Data records for software interfaces:
=== Begin Enclosure ===
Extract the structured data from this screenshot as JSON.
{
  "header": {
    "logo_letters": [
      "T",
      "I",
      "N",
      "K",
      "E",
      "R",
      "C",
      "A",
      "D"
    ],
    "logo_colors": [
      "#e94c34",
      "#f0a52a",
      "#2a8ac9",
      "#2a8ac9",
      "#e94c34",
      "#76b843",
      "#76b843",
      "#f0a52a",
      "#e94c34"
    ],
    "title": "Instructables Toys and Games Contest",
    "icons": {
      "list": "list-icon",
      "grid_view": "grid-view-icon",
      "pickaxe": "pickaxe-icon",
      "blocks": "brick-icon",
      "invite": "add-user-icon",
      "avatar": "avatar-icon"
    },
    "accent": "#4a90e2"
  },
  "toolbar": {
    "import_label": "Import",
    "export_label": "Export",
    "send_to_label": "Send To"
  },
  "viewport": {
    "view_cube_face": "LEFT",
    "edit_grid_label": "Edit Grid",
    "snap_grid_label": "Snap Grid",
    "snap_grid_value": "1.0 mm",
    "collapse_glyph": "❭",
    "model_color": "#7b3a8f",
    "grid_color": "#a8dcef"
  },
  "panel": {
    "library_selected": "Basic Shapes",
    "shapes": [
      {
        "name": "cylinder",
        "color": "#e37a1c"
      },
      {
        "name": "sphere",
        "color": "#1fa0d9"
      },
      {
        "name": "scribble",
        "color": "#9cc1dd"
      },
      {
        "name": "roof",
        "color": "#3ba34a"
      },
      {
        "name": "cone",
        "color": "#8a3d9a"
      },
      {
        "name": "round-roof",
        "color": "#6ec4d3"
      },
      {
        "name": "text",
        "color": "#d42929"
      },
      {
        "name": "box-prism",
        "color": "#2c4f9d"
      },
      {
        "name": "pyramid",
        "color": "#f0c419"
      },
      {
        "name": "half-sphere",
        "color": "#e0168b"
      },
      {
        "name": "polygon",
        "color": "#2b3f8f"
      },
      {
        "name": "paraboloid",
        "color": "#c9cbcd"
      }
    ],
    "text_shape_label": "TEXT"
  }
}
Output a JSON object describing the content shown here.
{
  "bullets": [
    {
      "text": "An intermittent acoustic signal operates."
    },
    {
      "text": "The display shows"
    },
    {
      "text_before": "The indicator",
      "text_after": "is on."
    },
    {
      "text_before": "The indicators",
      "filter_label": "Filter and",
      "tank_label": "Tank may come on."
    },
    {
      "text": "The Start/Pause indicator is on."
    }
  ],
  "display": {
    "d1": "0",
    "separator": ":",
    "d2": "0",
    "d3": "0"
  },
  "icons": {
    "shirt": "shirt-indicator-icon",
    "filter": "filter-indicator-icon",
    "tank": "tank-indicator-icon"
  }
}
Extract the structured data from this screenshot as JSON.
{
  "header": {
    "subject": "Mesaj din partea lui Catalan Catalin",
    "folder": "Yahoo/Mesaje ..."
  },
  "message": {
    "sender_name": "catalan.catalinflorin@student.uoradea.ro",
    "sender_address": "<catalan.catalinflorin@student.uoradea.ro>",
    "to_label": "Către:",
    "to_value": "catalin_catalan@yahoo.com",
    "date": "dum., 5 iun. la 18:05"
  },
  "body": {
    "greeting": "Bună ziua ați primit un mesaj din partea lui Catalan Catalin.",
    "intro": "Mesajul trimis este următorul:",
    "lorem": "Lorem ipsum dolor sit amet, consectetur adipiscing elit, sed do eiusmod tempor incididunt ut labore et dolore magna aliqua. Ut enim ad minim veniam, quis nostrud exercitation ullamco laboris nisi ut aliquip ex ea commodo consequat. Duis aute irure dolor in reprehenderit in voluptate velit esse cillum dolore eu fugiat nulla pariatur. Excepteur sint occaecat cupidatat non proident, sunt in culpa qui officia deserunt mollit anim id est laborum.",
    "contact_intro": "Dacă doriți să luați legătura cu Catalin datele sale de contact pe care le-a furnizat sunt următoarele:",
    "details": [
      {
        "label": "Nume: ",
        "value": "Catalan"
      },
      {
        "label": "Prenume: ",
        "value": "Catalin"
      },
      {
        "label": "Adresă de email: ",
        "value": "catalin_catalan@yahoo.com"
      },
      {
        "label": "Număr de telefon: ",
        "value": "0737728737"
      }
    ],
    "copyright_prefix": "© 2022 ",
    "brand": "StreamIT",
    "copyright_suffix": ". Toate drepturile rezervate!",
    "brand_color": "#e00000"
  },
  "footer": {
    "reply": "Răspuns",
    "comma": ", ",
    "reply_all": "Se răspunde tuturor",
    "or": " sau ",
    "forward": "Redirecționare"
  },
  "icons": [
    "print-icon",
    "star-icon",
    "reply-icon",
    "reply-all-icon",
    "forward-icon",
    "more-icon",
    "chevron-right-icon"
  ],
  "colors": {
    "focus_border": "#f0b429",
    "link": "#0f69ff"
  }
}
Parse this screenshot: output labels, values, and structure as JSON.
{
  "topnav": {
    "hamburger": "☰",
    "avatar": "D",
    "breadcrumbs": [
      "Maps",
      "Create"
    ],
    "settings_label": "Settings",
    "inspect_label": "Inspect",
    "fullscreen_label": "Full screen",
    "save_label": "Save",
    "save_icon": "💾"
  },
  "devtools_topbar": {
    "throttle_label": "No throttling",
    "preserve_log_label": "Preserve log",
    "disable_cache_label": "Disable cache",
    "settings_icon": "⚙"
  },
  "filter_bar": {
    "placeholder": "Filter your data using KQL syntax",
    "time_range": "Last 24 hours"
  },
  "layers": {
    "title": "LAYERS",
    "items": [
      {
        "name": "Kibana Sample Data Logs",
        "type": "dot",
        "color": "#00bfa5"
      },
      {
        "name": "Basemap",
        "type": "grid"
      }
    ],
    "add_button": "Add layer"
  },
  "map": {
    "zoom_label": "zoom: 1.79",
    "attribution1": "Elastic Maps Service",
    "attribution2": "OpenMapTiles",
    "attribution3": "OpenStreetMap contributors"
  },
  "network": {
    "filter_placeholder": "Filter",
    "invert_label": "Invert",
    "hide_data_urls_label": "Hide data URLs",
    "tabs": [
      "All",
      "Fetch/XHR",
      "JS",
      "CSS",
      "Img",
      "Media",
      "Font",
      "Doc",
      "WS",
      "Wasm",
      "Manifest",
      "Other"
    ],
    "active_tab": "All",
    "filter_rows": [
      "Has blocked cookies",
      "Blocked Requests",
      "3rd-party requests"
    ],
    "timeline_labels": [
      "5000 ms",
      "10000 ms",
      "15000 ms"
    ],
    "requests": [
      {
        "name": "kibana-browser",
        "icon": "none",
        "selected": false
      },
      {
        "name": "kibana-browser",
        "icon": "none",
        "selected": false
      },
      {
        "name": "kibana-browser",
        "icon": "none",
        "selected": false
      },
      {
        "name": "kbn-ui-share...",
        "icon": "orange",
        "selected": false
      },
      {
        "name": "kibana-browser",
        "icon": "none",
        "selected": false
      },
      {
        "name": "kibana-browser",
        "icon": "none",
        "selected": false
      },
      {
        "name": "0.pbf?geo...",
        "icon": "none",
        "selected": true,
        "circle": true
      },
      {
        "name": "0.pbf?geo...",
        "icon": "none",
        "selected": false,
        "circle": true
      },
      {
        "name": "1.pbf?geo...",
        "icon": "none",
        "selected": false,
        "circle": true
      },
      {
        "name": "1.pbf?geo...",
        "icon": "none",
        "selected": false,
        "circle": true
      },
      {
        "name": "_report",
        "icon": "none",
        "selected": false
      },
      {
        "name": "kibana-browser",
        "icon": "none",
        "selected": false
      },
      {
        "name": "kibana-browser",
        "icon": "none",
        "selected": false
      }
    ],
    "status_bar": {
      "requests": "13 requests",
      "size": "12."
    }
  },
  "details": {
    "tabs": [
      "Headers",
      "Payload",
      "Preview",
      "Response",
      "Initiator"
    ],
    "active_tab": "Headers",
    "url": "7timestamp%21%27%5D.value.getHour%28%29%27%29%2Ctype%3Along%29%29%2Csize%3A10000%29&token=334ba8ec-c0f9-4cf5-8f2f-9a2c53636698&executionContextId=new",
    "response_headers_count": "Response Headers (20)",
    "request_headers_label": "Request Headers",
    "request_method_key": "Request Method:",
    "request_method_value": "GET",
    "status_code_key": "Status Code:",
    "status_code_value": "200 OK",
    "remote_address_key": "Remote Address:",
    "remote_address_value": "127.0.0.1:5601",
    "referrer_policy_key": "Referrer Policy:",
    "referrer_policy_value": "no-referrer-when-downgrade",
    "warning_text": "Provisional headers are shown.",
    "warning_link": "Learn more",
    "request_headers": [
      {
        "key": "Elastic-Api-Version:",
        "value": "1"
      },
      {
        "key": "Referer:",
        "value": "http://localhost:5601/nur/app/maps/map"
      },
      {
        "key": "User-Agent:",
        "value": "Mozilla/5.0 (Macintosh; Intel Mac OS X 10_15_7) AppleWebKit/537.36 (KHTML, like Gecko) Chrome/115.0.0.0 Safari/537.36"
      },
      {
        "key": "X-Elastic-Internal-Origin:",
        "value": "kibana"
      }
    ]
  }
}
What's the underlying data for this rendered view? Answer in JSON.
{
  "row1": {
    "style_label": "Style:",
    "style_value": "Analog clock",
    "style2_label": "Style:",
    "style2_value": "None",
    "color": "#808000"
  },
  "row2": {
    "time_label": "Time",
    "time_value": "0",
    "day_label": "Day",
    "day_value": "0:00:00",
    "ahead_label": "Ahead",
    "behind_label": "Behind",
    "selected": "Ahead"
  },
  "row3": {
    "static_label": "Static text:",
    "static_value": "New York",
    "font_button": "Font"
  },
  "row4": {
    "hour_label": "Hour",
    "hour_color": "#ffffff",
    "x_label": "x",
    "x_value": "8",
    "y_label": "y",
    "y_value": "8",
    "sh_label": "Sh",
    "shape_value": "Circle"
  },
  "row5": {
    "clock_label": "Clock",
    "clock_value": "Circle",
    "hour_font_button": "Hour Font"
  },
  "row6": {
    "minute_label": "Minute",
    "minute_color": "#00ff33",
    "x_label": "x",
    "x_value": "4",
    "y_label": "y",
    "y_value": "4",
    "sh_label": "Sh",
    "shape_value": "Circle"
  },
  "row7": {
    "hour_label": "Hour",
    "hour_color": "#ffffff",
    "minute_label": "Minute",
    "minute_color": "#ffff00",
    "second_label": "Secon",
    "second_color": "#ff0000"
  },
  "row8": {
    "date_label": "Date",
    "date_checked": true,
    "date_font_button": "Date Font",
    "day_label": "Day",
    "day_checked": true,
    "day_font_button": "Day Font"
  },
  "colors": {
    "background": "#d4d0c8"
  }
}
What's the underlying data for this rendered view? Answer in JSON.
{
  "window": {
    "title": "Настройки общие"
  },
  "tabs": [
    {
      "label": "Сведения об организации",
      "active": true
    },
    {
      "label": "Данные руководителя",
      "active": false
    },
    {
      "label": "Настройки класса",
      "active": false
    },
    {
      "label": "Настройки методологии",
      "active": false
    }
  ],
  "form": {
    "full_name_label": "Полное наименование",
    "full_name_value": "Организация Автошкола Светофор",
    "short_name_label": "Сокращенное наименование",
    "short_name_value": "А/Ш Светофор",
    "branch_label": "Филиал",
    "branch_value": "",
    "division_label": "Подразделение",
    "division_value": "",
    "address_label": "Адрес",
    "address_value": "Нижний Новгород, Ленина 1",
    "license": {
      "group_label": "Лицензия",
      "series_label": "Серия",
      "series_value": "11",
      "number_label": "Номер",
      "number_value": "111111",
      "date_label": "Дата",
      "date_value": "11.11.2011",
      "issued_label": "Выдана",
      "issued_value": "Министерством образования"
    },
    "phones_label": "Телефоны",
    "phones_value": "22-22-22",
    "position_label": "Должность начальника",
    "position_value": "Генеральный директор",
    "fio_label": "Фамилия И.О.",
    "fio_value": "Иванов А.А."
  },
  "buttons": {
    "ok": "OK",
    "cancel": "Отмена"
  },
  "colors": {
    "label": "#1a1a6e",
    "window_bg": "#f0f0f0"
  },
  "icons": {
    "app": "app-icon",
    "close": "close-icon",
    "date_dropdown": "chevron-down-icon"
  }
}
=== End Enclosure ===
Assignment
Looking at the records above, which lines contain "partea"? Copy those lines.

Answer area
    "subject": "Mesaj din partea lui Catalan Catalin",
    "greeting": "Bună ziua ați primit un mesaj din partea lui Catalan Catalin.",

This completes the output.